-- Information given follows --
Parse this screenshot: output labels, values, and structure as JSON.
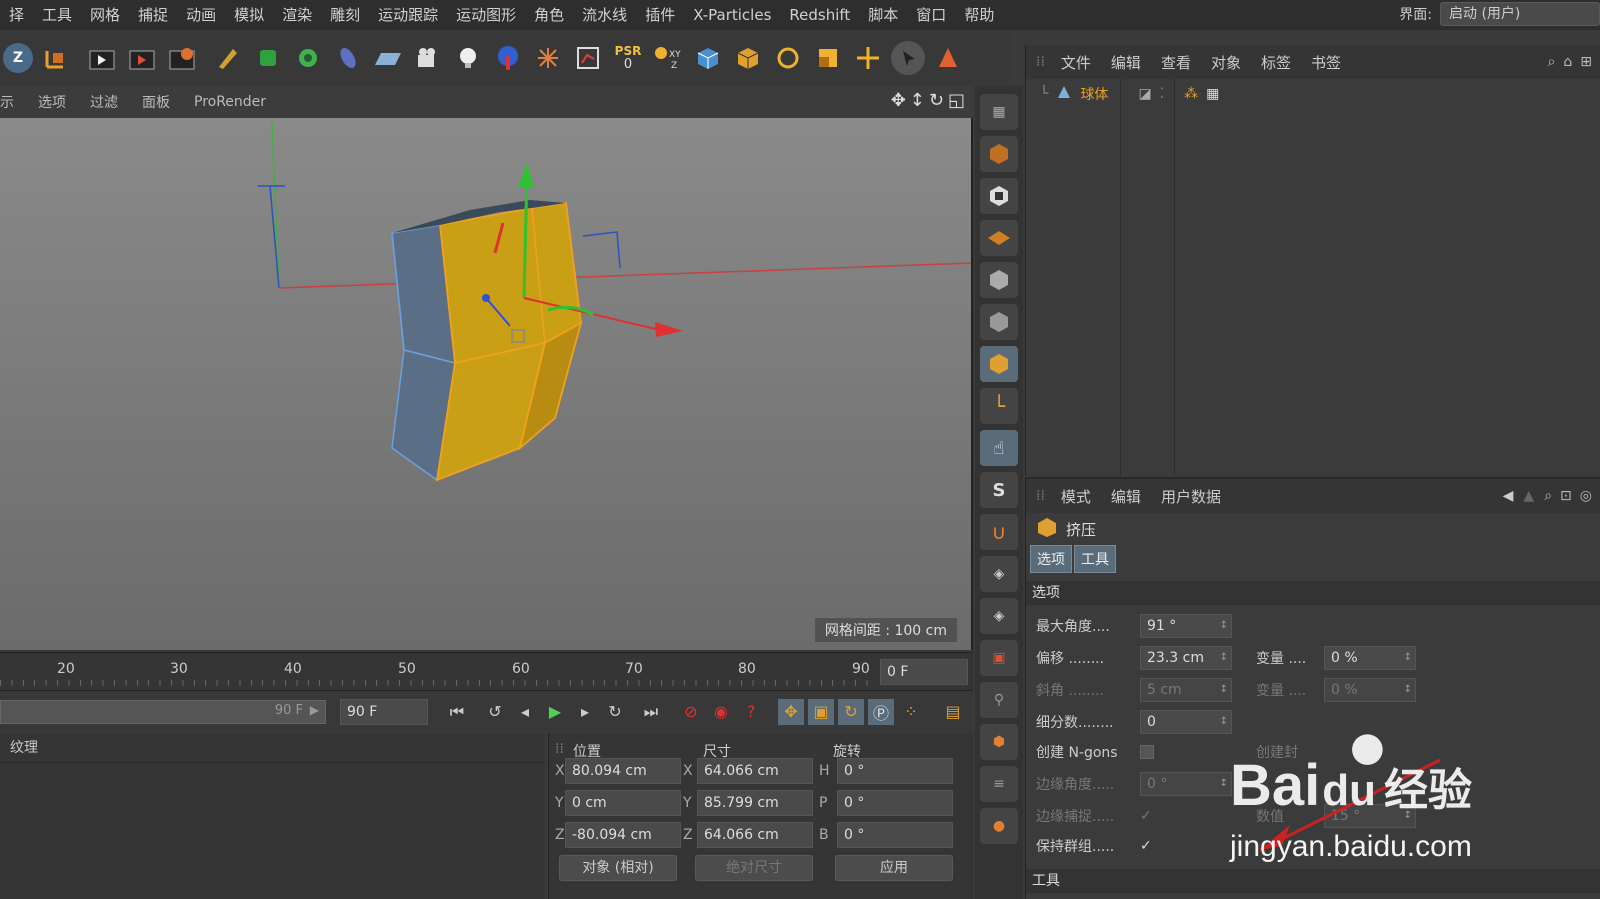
{
  "menubar": {
    "items": [
      "择",
      "工具",
      "网格",
      "捕捉",
      "动画",
      "模拟",
      "渲染",
      "雕刻",
      "运动跟踪",
      "运动图形",
      "角色",
      "流水线",
      "插件",
      "X-Particles",
      "Redshift",
      "脚本",
      "窗口",
      "帮助"
    ],
    "interface_label": "界面:",
    "interface_value": "启动 (用户)"
  },
  "toolbar": {
    "icons": [
      "axis-z-icon",
      "coord-icon",
      "object-icon",
      "render-view-icon",
      "render-picture-icon",
      "render-settings-icon",
      "pen-icon",
      "cube-generator-icon",
      "mograph-icon",
      "spline-icon",
      "floor-icon",
      "camera-icon",
      "light-icon",
      "deformer-icon",
      "explode-icon",
      "timeline-icon",
      "psr-icon",
      "xyz-icon",
      "cube-icon",
      "box-icon",
      "rotate-icon",
      "scale-icon",
      "move-icon",
      "select-icon",
      "points-icon"
    ],
    "psr_label": "PSR",
    "psr_value": "0"
  },
  "viewport_menu": {
    "items": [
      "示",
      "选项",
      "过滤",
      "面板",
      "ProRender"
    ]
  },
  "viewport": {
    "grid_label": "网格间距 : 100 cm"
  },
  "object_manager": {
    "menu": [
      "文件",
      "编辑",
      "查看",
      "对象",
      "标签",
      "书签"
    ],
    "object_name": "球体"
  },
  "attribute_manager": {
    "menu": [
      "模式",
      "编辑",
      "用户数据"
    ],
    "title": "挤压",
    "tabs": [
      "选项",
      "工具"
    ],
    "section_options": "选项",
    "section_tools": "工具",
    "props": {
      "max_angle_label": "最大角度....",
      "max_angle_value": "91 °",
      "offset_label": "偏移 ........",
      "offset_value": "23.3 cm",
      "var1_label": "变量 ....",
      "var1_value": "0 %",
      "bevel_label": "斜角 ........",
      "bevel_value": "5 cm",
      "var2_label": "变量 ....",
      "var2_value": "0 %",
      "subdiv_label": "细分数........",
      "subdiv_value": "0",
      "ngons_label": "创建 N-gons",
      "caps_label": "创建封",
      "edge_angle_label": "边缘角度.....",
      "edge_angle_value": "0 °",
      "edge_snap_label": "边缘捕捉.....",
      "count_label": "数值",
      "count_value": "15 °",
      "keep_groups_label": "保持群组.....",
      "keep_groups_checked": "✓"
    }
  },
  "timeline": {
    "ticks": [
      "20",
      "30",
      "40",
      "50",
      "60",
      "70",
      "80",
      "90"
    ],
    "current_frame": "0 F"
  },
  "transport": {
    "end_frame_slider": "90 F",
    "end_frame": "90 F"
  },
  "material_panel": {
    "tab_label": "纹理"
  },
  "coordinates": {
    "headers": [
      "位置",
      "尺寸",
      "旋转"
    ],
    "pos_x": "80.094 cm",
    "pos_y": "0 cm",
    "pos_z": "-80.094 cm",
    "size_x": "64.066 cm",
    "size_y": "85.799 cm",
    "size_z": "64.066 cm",
    "rot_h": "0 °",
    "rot_p": "0 °",
    "rot_b": "0 °",
    "axis_labels": [
      "X",
      "Y",
      "Z"
    ],
    "rot_labels": [
      "H",
      "P",
      "B"
    ],
    "mode_select": "对象 (相对)",
    "size_select": "绝对尺寸",
    "apply_button": "应用"
  },
  "watermark": {
    "brand": "Bai",
    "brand2": "经验",
    "url": "jingyan.baidu.com"
  },
  "colors": {
    "selection_orange": "#f0a020",
    "extrude_yellow": "#c89a10",
    "axis_red": "#e03030",
    "axis_green": "#30c030",
    "axis_blue": "#3050e0"
  }
}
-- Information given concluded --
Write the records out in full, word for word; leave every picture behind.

Parse this screenshot: output labels, values, and structure as JSON.
{
  "menubar": {
    "items": [
      "择",
      "工具",
      "网格",
      "捕捉",
      "动画",
      "模拟",
      "渲染",
      "雕刻",
      "运动跟踪",
      "运动图形",
      "角色",
      "流水线",
      "插件",
      "X-Particles",
      "Redshift",
      "脚本",
      "窗口",
      "帮助"
    ],
    "interface_label": "界面:",
    "interface_value": "启动 (用户)"
  },
  "toolbar": {
    "icons": [
      "axis-z-icon",
      "coord-icon",
      "object-icon",
      "render-view-icon",
      "render-picture-icon",
      "render-settings-icon",
      "pen-icon",
      "cube-generator-icon",
      "mograph-icon",
      "spline-icon",
      "floor-icon",
      "camera-icon",
      "light-icon",
      "deformer-icon",
      "explode-icon",
      "timeline-icon",
      "psr-icon",
      "xyz-icon",
      "cube-icon",
      "box-icon",
      "rotate-icon",
      "scale-icon",
      "move-icon",
      "select-icon",
      "points-icon"
    ],
    "psr_label": "PSR",
    "psr_value": "0"
  },
  "viewport_menu": {
    "items": [
      "示",
      "选项",
      "过滤",
      "面板",
      "ProRender"
    ]
  },
  "viewport": {
    "grid_label": "网格间距 : 100 cm"
  },
  "object_manager": {
    "menu": [
      "文件",
      "编辑",
      "查看",
      "对象",
      "标签",
      "书签"
    ],
    "object_name": "球体"
  },
  "attribute_manager": {
    "menu": [
      "模式",
      "编辑",
      "用户数据"
    ],
    "title": "挤压",
    "tabs": [
      "选项",
      "工具"
    ],
    "section_options": "选项",
    "section_tools": "工具",
    "props": {
      "max_angle_label": "最大角度....",
      "max_angle_value": "91 °",
      "offset_label": "偏移 ........",
      "offset_value": "23.3 cm",
      "var1_label": "变量 ....",
      "var1_value": "0 %",
      "bevel_label": "斜角 ........",
      "bevel_value": "5 cm",
      "var2_label": "变量 ....",
      "var2_value": "0 %",
      "subdiv_label": "细分数........",
      "subdiv_value": "0",
      "ngons_label": "创建 N-gons",
      "caps_label": "创建封",
      "edge_angle_label": "边缘角度.....",
      "edge_angle_value": "0 °",
      "edge_snap_label": "边缘捕捉.....",
      "count_label": "数值",
      "count_value": "15 °",
      "keep_groups_label": "保持群组.....",
      "keep_groups_checked": "✓"
    }
  },
  "timeline": {
    "ticks": [
      "20",
      "30",
      "40",
      "50",
      "60",
      "70",
      "80",
      "90"
    ],
    "current_frame": "0 F"
  },
  "transport": {
    "end_frame_slider": "90 F",
    "end_frame": "90 F"
  },
  "material_panel": {
    "tab_label": "纹理"
  },
  "coordinates": {
    "headers": [
      "位置",
      "尺寸",
      "旋转"
    ],
    "pos_x": "80.094 cm",
    "pos_y": "0 cm",
    "pos_z": "-80.094 cm",
    "size_x": "64.066 cm",
    "size_y": "85.799 cm",
    "size_z": "64.066 cm",
    "rot_h": "0 °",
    "rot_p": "0 °",
    "rot_b": "0 °",
    "axis_labels": [
      "X",
      "Y",
      "Z"
    ],
    "rot_labels": [
      "H",
      "P",
      "B"
    ],
    "mode_select": "对象 (相对)",
    "size_select": "绝对尺寸",
    "apply_button": "应用"
  },
  "watermark": {
    "brand": "Bai",
    "brand2": "经验",
    "url": "jingyan.baidu.com"
  },
  "colors": {
    "selection_orange": "#f0a020",
    "extrude_yellow": "#c89a10",
    "axis_red": "#e03030",
    "axis_green": "#30c030",
    "axis_blue": "#3050e0"
  }
}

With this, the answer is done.